Nicholson's earliest paintings were still lifes influenced by those of his father. In the 1920s he began painting figurative and abstract works inspired by Post Impressionism and Cubism. He produced his first geometric and abstract reliefs in 1933. He first exhibited in 1919, at the Grosvenor Gallery and Grafton Galleries. His first one-man show was held at the Twenty-one Gallery, London in 1924. From 1924 to 1935 he was a member of the Seven and Five Society, and in 1933 he joined Unit One, founded by Paul Nash. In 1937 Nicholson, Naum Gabo and the architect Leslie Martin edited Circle: International Survey of Constructive Art. Circle identified Nicholson with a group of like-minded artists and architects who wanted to apply 'constructivist' principles to public and private art, advocating mathematical precision, clean lines and an absence of ornament.
In 1952 Nicholson won first prize at the Carnegie International, Pittsburgh.
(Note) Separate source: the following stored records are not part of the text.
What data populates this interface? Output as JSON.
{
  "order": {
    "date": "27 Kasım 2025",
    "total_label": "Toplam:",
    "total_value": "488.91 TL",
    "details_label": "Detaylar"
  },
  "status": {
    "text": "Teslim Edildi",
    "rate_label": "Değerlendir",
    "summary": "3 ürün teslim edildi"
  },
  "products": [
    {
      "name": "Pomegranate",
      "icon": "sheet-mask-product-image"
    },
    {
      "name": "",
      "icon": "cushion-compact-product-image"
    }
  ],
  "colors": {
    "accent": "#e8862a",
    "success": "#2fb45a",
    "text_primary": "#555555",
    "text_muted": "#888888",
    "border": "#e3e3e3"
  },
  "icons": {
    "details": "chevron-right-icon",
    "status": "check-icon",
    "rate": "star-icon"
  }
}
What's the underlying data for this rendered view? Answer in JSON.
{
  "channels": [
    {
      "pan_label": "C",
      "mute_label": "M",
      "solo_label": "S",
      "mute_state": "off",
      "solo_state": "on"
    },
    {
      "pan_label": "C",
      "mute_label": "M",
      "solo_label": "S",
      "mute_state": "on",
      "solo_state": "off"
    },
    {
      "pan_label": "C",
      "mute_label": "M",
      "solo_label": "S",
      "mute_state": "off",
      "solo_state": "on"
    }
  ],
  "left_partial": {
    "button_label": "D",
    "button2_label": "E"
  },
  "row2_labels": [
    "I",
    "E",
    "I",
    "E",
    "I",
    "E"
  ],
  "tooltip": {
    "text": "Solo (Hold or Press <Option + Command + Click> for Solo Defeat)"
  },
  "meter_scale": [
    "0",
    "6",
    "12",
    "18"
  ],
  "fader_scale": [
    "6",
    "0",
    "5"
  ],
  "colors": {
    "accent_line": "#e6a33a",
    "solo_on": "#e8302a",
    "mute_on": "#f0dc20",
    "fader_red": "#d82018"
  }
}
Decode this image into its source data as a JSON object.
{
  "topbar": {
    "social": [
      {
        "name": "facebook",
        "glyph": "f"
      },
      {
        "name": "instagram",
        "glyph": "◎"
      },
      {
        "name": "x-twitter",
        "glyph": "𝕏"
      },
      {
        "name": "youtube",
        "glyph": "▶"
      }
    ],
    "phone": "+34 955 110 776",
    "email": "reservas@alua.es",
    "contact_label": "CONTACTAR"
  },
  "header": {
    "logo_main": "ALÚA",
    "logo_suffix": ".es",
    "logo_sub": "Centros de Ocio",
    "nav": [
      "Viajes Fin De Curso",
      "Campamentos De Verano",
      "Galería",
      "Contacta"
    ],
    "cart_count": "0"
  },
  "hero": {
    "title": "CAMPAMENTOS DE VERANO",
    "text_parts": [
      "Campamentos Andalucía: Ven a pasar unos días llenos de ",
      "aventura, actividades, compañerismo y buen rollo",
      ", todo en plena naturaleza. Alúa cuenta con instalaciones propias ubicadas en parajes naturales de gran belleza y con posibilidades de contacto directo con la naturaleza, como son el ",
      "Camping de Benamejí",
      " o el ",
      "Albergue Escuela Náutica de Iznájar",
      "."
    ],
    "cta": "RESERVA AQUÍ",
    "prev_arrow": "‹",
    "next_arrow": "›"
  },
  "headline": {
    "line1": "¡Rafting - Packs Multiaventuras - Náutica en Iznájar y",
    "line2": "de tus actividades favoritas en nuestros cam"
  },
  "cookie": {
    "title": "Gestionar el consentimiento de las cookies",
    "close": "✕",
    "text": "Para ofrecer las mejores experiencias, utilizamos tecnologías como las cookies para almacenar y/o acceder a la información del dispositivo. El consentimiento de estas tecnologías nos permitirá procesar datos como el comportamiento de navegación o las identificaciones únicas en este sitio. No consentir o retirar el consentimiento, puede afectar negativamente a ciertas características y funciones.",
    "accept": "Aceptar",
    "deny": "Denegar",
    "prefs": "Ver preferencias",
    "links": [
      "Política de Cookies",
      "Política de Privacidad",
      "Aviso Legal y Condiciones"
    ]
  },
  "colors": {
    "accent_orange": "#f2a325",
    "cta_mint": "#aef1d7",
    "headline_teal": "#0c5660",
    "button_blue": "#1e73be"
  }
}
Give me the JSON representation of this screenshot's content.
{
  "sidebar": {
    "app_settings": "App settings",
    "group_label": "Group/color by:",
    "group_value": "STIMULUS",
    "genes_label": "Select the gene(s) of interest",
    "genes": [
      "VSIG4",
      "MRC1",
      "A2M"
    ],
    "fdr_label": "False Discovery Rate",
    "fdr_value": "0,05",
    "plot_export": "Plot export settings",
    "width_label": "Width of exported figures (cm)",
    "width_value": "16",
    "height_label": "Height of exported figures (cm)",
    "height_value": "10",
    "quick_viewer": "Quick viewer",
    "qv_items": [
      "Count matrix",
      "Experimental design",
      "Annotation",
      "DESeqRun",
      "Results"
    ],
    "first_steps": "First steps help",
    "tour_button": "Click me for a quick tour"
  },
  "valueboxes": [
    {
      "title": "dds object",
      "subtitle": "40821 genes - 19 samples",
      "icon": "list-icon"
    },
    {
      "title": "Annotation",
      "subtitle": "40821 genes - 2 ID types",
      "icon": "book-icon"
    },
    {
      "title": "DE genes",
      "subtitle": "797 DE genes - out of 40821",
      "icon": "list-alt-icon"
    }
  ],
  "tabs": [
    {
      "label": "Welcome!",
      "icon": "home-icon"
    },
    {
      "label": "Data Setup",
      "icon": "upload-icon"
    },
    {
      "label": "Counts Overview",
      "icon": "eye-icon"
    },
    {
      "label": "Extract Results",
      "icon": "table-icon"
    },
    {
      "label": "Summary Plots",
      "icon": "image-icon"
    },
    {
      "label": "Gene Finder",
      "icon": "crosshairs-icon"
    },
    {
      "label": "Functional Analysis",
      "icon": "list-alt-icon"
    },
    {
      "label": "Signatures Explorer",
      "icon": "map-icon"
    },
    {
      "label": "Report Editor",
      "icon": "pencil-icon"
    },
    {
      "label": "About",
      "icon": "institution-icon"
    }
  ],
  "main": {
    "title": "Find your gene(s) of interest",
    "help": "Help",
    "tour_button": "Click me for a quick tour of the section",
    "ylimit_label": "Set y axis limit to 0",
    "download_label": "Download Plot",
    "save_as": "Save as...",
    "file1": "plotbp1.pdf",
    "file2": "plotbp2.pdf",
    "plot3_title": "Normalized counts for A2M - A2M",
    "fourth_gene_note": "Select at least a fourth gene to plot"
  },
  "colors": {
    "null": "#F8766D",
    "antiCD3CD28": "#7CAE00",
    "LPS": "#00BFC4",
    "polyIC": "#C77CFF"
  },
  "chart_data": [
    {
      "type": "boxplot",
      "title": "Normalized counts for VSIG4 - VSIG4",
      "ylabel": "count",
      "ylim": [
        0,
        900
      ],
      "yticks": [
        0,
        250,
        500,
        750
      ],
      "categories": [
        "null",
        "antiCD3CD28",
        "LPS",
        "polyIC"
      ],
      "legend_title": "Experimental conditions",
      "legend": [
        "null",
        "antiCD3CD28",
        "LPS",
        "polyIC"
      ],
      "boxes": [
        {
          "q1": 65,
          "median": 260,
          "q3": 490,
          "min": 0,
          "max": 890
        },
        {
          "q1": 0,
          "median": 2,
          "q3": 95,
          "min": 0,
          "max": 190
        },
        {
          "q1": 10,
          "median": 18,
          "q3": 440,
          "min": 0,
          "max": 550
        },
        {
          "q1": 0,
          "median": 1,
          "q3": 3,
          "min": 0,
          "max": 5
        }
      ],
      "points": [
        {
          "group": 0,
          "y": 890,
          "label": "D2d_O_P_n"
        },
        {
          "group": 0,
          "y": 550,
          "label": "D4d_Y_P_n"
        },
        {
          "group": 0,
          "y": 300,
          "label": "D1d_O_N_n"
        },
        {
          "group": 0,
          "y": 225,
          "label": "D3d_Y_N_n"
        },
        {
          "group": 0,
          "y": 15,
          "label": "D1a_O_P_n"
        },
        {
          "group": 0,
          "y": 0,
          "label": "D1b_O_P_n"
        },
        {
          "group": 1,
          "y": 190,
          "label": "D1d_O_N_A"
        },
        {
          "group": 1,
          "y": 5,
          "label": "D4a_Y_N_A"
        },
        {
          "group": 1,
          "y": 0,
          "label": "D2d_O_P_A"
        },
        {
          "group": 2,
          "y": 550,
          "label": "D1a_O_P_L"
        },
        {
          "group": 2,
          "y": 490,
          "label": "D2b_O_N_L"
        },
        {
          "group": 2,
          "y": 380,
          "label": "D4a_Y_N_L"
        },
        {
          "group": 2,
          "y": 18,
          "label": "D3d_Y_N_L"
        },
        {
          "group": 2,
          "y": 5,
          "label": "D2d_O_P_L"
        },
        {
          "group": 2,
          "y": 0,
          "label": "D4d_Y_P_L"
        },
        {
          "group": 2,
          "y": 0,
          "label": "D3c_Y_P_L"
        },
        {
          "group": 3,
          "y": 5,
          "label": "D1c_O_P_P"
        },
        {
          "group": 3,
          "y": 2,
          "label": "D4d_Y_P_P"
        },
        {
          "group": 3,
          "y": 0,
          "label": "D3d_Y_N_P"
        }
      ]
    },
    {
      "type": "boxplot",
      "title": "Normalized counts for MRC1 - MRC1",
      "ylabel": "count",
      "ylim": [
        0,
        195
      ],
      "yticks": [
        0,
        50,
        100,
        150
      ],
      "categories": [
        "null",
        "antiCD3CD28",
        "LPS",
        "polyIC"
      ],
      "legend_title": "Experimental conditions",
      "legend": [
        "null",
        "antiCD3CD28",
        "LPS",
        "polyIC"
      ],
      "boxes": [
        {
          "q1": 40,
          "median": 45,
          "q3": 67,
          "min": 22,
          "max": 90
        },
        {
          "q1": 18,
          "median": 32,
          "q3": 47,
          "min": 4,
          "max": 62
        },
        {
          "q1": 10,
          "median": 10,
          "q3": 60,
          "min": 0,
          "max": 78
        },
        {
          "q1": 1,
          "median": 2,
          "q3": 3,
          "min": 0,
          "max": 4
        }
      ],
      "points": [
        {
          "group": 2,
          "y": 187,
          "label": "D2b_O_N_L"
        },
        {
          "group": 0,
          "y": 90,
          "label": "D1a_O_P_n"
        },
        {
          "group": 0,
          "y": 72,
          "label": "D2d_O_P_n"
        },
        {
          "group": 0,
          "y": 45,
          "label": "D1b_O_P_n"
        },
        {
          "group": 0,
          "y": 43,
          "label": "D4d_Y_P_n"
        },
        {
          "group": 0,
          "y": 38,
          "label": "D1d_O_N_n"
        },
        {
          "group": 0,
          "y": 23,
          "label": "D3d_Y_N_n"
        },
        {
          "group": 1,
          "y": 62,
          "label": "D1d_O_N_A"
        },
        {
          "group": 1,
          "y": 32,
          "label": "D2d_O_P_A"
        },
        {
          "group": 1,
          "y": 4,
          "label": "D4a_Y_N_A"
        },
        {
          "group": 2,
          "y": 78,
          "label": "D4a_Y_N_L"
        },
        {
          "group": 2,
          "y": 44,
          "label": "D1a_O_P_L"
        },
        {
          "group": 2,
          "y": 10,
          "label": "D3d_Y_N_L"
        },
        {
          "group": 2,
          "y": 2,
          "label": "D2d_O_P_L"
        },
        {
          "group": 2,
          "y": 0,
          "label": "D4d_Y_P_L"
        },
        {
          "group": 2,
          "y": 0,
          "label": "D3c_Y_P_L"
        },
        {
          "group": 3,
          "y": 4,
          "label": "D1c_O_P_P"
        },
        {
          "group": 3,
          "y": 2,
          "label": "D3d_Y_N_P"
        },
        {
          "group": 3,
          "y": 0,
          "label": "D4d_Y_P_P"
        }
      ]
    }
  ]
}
He was awarded the first Guggenheim International painting prize in 1956, and the international prize for painting at the Sao Paulo Bienal in 1957. He received the Order of Merit in 1968. Numerous retrospective exhibitions of his work have been held, including shows at the Venice Biennale and Tate Gallery in 1954-5, Kunsthalle, Berne in 1961, Museum of Fine Arts, Dallas in 1964, Albright-Knox Art Gallery, Buffalo in 1978, and Tate Gallery in 1993-4. Helped by wide international exposure in British Council tours during the 1940s and 1950s and by the championing of the writer Herbert Read, Nicholson's work came to be seen, with Henry Moore's, as the quintessence of British modernism.
Jeremy Lewison, Ben Nicholson, Oxford 1991
Jeremy Lewison, Ben Nicholson, exhibition catalogue, Tate Gallery 1993